Please tally how many lines in the entries below include the word "Matthew", giving only the number.

[Opening DATASET RECORDS section]

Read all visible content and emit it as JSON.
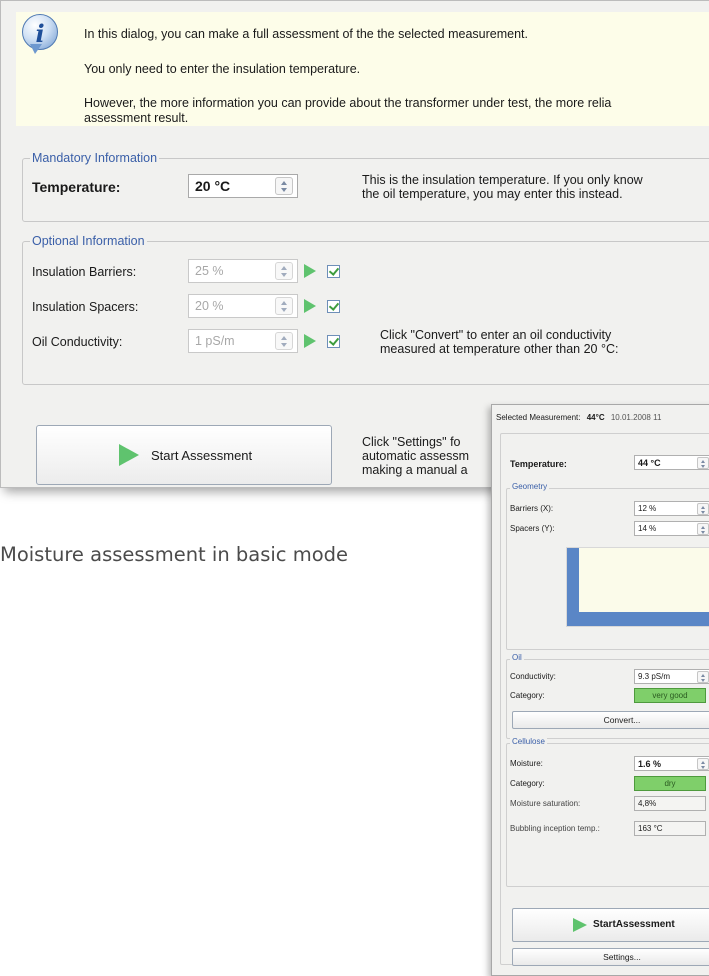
{
  "dialog": {
    "info": {
      "icon": "info-icon",
      "line1": "In this dialog, you can make a full assessment of the the selected measurement.",
      "line2": "You only need to enter the insulation temperature.",
      "line3a": "However, the more information you can provide about the transformer under test, the more relia",
      "line3b": "assessment result."
    },
    "mandatory": {
      "title": "Mandatory Information",
      "temperature_label": "Temperature:",
      "temperature_value": "20 °C",
      "hint_line1": "This is the insulation temperature. If you only know",
      "hint_line2": "the oil temperature, you may enter this instead."
    },
    "optional": {
      "title": "Optional Information",
      "rows": [
        {
          "label": "Insulation Barriers:",
          "value": "25 %",
          "checked": true
        },
        {
          "label": "Insulation Spacers:",
          "value": "20 %",
          "checked": true
        },
        {
          "label": "Oil Conductivity:",
          "value": "1 pS/m",
          "checked": true
        }
      ],
      "convert_hint_line1": "Click \"Convert\" to enter an oil conductivity",
      "convert_hint_line2": "measured at temperature other than 20 °C:"
    },
    "start_button": "Start Assessment",
    "settings_hint_line1": "Click \"Settings\" fo",
    "settings_hint_line2": "automatic assessm",
    "settings_hint_line3": "making a manual a"
  },
  "caption": "Moisture assessment in basic mode",
  "panel": {
    "header_label": "Selected Measurement:",
    "header_temp": "44°C",
    "header_date": "10.01.2008 11",
    "temperature_label": "Temperature:",
    "temperature_value": "44 °C",
    "geometry": {
      "title": "Geometry",
      "barriers_label": "Barriers (X):",
      "barriers_value": "12 %",
      "spacers_label": "Spacers (Y):",
      "spacers_value": "14 %"
    },
    "oil": {
      "title": "Oil",
      "conductivity_label": "Conductivity:",
      "conductivity_value": "9.3 pS/m",
      "category_label": "Category:",
      "category_value": "very good",
      "convert_button": "Convert..."
    },
    "cellulose": {
      "title": "Cellulose",
      "moisture_label": "Moisture:",
      "moisture_value": "1.6 %",
      "category_label": "Category:",
      "category_value": "dry",
      "saturation_label": "Moisture saturation:",
      "saturation_value": "4,8%",
      "bubbling_label": "Bubbling inception temp.:",
      "bubbling_value": "163 °C"
    },
    "start_button": "StartAssessment",
    "settings_button": "Settings..."
  },
  "colors": {
    "accent_title": "#3a5fa8",
    "info_background": "#fdfde9",
    "play_green": "#5fc36e",
    "category_green": "#7fcf6a"
  }
}
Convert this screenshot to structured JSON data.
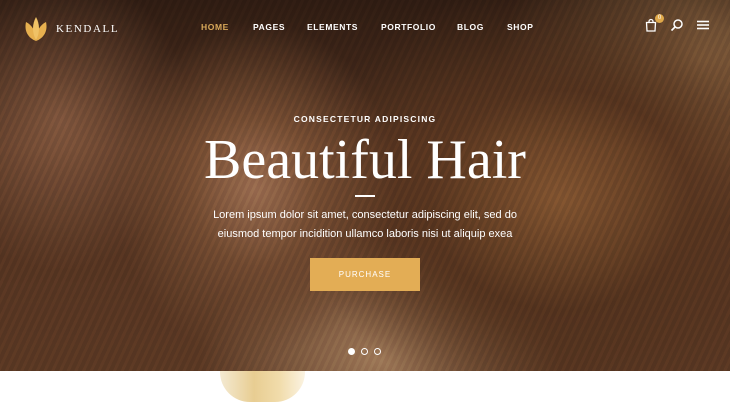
{
  "brand": {
    "name": "KENDALL"
  },
  "nav": {
    "items": [
      {
        "label": "HOME",
        "active": true
      },
      {
        "label": "PAGES",
        "active": false
      },
      {
        "label": "ELEMENTS",
        "active": false
      },
      {
        "label": "PORTFOLIO",
        "active": false
      },
      {
        "label": "BLOG",
        "active": false
      },
      {
        "label": "SHOP",
        "active": false
      }
    ]
  },
  "header_tools": {
    "cart_icon": "shopping-bag-icon",
    "cart_count": "0",
    "search_icon": "search-icon",
    "menu_icon": "hamburger-menu-icon"
  },
  "hero": {
    "subtitle": "CONSECTETUR ADIPISCING",
    "title": "Beautiful Hair",
    "description_line1": "Lorem ipsum dolor sit amet, consectetur adipiscing elit, sed do",
    "description_line2": "eiusmod tempor incidition ullamco laboris nisi ut aliquip exea",
    "button_label": "PURCHASE"
  },
  "slider": {
    "slide_count": 3,
    "active_index": 0
  },
  "colors": {
    "accent": "#d9a95a",
    "button": "#e3ad55",
    "text": "#ffffff"
  }
}
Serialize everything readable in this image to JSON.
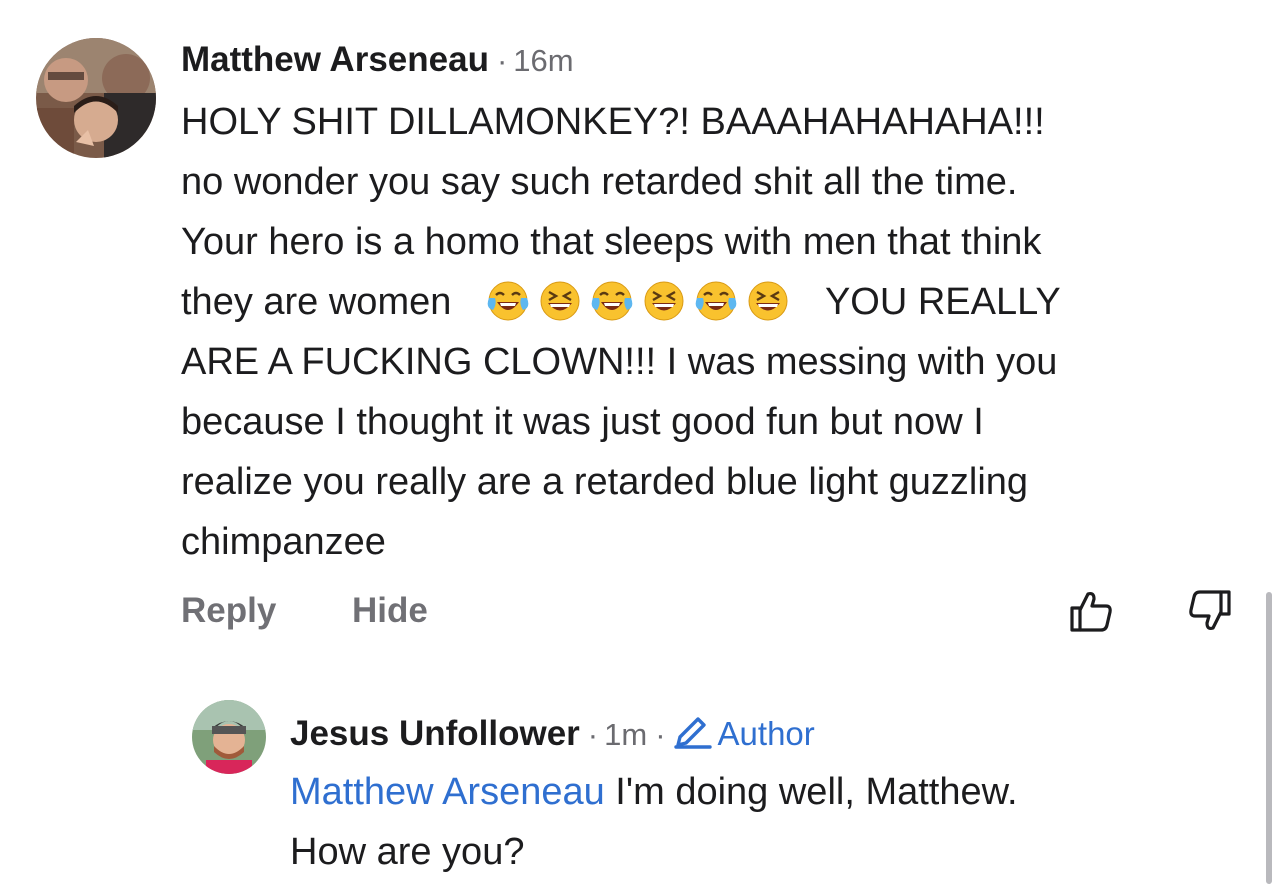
{
  "comments": {
    "main": {
      "author": "Matthew Arseneau",
      "separator": "·",
      "time": "16m",
      "lines": [
        "HOLY SHIT DILLAMONKEY?! BAAAHAHAHAHA!!!",
        "no wonder you say such retarded shit all the time.",
        "Your hero is a homo that sleeps with men that think",
        "they are women",
        "YOU REALLY",
        "ARE A FUCKING CLOWN!!! I was messing with you",
        "because I thought it was just good fun but now I",
        "realize you really are a retarded blue light guzzling",
        "chimpanzee"
      ],
      "emojis": [
        "tears-of-joy-emoji",
        "grinning-squinting-emoji",
        "tears-of-joy-emoji",
        "grinning-squinting-emoji",
        "tears-of-joy-emoji",
        "grinning-squinting-emoji"
      ],
      "actions": {
        "reply_label": "Reply",
        "hide_label": "Hide"
      },
      "icons": {
        "like": "thumbs-up-icon",
        "dislike": "thumbs-down-icon"
      }
    },
    "reply": {
      "author": "Jesus Unfollower",
      "separator": "·",
      "time": "1m",
      "separator2": "·",
      "badge_label": "Author",
      "badge_icon": "pencil-icon",
      "mention": "Matthew Arseneau",
      "text_line1": " I'm doing well, Matthew.",
      "text_line2": "How are you?"
    }
  },
  "colors": {
    "link": "#2f6fd0",
    "text": "#1c1c1e",
    "muted": "#707075"
  }
}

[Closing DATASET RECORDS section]

**RESPONSE FOR THIS EXERCISE:**
3